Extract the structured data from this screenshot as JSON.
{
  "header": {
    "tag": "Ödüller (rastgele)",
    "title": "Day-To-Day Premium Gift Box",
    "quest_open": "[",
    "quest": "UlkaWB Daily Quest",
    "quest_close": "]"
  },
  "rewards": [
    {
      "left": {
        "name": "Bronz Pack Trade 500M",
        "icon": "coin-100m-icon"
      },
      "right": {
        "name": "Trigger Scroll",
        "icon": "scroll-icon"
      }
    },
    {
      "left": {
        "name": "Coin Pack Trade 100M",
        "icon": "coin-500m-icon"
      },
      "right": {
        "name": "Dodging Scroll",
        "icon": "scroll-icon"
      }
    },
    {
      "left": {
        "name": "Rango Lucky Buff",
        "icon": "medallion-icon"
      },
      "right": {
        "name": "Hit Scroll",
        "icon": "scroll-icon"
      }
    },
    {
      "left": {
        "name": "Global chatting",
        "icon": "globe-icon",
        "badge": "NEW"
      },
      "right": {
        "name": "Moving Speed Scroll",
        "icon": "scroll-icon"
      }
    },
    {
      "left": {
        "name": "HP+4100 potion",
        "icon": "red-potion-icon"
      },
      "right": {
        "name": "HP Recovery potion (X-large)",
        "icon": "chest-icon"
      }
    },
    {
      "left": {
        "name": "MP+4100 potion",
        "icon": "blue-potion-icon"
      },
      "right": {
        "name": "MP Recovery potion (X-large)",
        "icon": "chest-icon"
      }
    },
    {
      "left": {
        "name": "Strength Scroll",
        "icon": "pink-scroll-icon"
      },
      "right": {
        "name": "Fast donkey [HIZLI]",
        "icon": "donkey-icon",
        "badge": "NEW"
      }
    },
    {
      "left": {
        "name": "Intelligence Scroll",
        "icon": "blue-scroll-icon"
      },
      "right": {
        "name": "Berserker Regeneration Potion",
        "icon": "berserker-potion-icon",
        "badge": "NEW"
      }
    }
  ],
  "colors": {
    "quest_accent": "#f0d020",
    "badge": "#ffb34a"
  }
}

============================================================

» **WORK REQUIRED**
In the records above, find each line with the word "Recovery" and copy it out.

» **OUTPUT OF THE TASK**
        "name": "HP Recovery potion (X-large)",
        "name": "MP Recovery potion (X-large)",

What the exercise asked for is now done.